Sue Smallman, Pat Hardy, Tracy Asseltine, Doreen Jeffers, and Bridget Lewis at the Royal Winter Fair, 1991.

Whether through serving on the Board of Directors or the Committees; attending workshops, seminars, conferences, and fibre events together; or sharing stories over the 100-inch loom, KHWS provides a community for many of its members. These personal stories highlight the important social role of the Guild.

Ruth Macleod talks about the friendships she built in the Guild.

Many members live in areas outside of Kingston and sometimes find it difficult to attend monthly meetings and events. In these communities, small fibre groups related to KHWS have formed to remain connected. Christine English, a member of the "Fibrerats" group, talks about her experience living outside of Kingston as a member of the Guild.

Christine English discusses the formation of the Northern Spinners and Fibrerats, which includes many members of the KHWS.

In 2021, the Kingston Handloom Weavers and Spinners lost an important member of their community. Bridget Lewis was a Master Weaver and Master Spinner who ran and coordinated workshops in the Guild and mentored many beginner weavers.

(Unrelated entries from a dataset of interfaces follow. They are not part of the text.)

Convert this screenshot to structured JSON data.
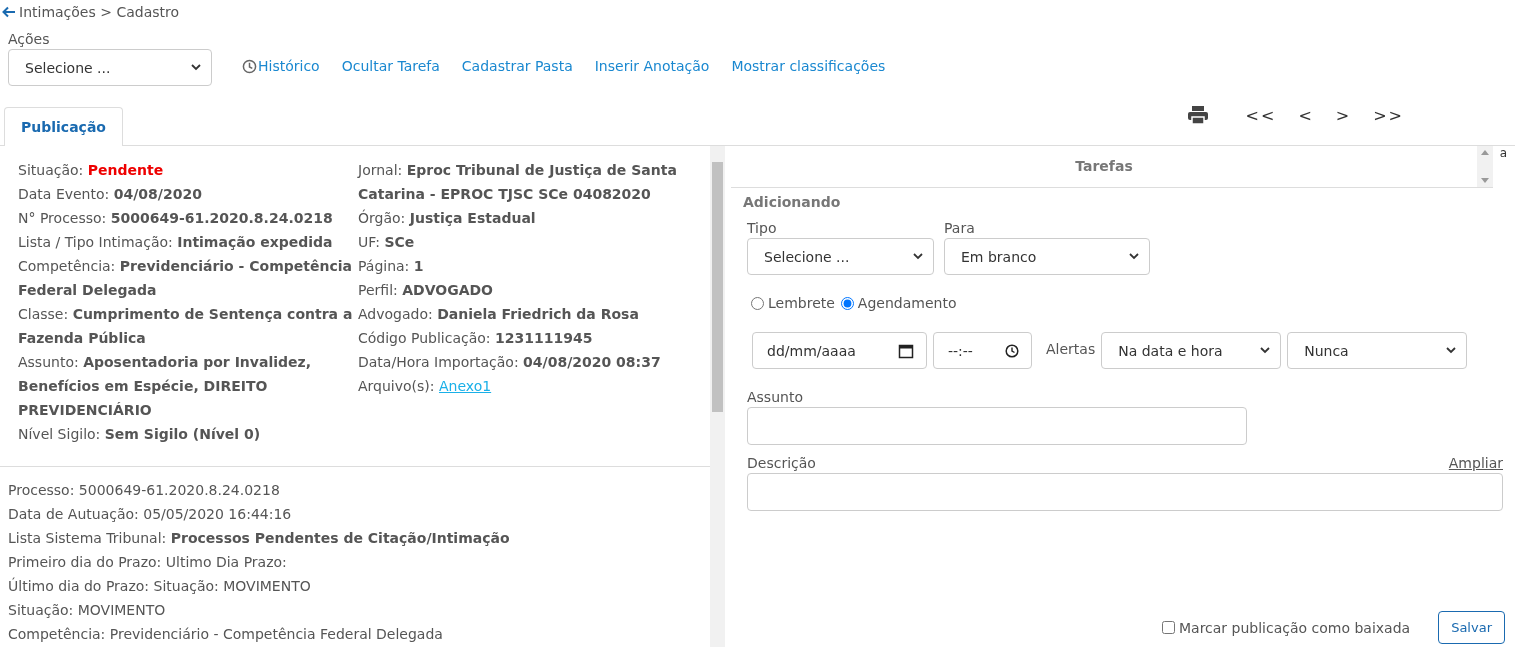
{
  "breadcrumb": "Intimações > Cadastro",
  "actions": {
    "label": "Ações",
    "value": "Selecione ..."
  },
  "links": [
    {
      "label": "Histórico",
      "kind": "history"
    },
    {
      "label": "Ocultar Tarefa",
      "kind": "plain"
    },
    {
      "label": "Cadastrar Pasta",
      "kind": "plain"
    },
    {
      "label": "Inserir Anotação",
      "kind": "plain"
    },
    {
      "label": "Mostrar classificações",
      "kind": "plain"
    }
  ],
  "tabs": [
    {
      "label": "Publicação",
      "selected": true
    }
  ],
  "pager": [
    "<<",
    "<",
    ">",
    ">>"
  ],
  "publication": {
    "column_1": [
      {
        "label": "Situação:",
        "value": "Pendente",
        "kind": "status"
      },
      {
        "label": "Data Evento:",
        "value": "04/08/2020",
        "kind": "bold"
      },
      {
        "label": "N° Processo:",
        "value": "5000649-61.2020.8.24.0218",
        "kind": "bold"
      },
      {
        "label": "Lista / Tipo Intimação:",
        "value": "Intimação expedida",
        "kind": "bold"
      },
      {
        "label": "Competência:",
        "value": "Previdenciário - Competência Federal Delegada",
        "kind": "bold"
      },
      {
        "label": "Classe:",
        "value": "Cumprimento de Sentença contra a Fazenda Pública",
        "kind": "bold"
      },
      {
        "label": "Assunto:",
        "value": "Aposentadoria por Invalidez, Benefícios em Espécie, DIREITO PREVIDENCIÁRIO",
        "kind": "bold"
      },
      {
        "label": "Nível Sigilo:",
        "value": "Sem Sigilo (Nível 0)",
        "kind": "bold"
      }
    ],
    "column_2": [
      {
        "label": "Jornal:",
        "value": "Eproc Tribunal de Justiça de Santa Catarina - EPROC TJSC SCe 04082020",
        "kind": "bold"
      },
      {
        "label": "Órgão:",
        "value": "Justiça Estadual",
        "kind": "bold"
      },
      {
        "label": "UF:",
        "value": "SCe",
        "kind": "bold"
      },
      {
        "label": "Página:",
        "value": "1",
        "kind": "bold"
      },
      {
        "label": "Perfil:",
        "value": "ADVOGADO",
        "kind": "bold"
      },
      {
        "label": "Advogado:",
        "value": "Daniela Friedrich da Rosa",
        "kind": "bold"
      },
      {
        "label": "Código Publicação:",
        "value": "1231111945",
        "kind": "bold"
      },
      {
        "label": "Data/Hora Importação:",
        "value": "04/08/2020 08:37",
        "kind": "bold"
      },
      {
        "label": "Arquivo(s):",
        "value": "Anexo1",
        "kind": "link"
      }
    ],
    "details": [
      "Processo: 5000649-61.2020.8.24.0218",
      "Data de Autuação: 05/05/2020 16:44:16",
      "Lista Sistema Tribunal: **Processos Pendentes de Citação/Intimação**",
      "Primeiro dia do Prazo: Ultimo Dia Prazo:",
      "Último dia do Prazo: Situação: MOVIMENTO",
      "Situação: MOVIMENTO",
      "Competência: Previdenciário - Competência Federal Delegada"
    ]
  },
  "tasks": {
    "header": "Tarefas",
    "edge_text": "a",
    "mode": "Adicionando",
    "tipo": {
      "label": "Tipo",
      "value": "Selecione ..."
    },
    "para": {
      "label": "Para",
      "value": "Em branco"
    },
    "radios": [
      {
        "label": "Lembrete",
        "selected": false
      },
      {
        "label": "Agendamento",
        "selected": true
      }
    ],
    "date": {
      "placeholder": "dd/mm/aaaa"
    },
    "time": {
      "placeholder": "--:--"
    },
    "alerts": {
      "label": "Alertas",
      "when": "Na data e hora",
      "repeat": "Nunca"
    },
    "subject": {
      "label": "Assunto"
    },
    "description": {
      "label": "Descrição",
      "expand": "Ampliar"
    },
    "mark_done": {
      "label": "Marcar publicação como baixada",
      "checked": false
    },
    "save": "Salvar"
  }
}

She worked as an Occupational Therapist at the Child Development Centre in Kingston, and travelled the world to pursue her love of fibre and to expand her knowledge of weaving techniques and materials. She received the Ontario Handweavers and Spinners Award of Merit for her contributions to the fibre arts and to KHWS. A testament to Lewis's influence within the Guild, the majority of members interviewed for the Threads of History project shared their memories of her. Nancy Bowman recounts meeting Lewis and highlights her contributions to the group. 

Nancy Bowman talks about her friendship with Bridget Lewis, Beth Abbot, and Doreen Jeffers.

A sweater sewn by Bridget Lewis, using handwoven fabric.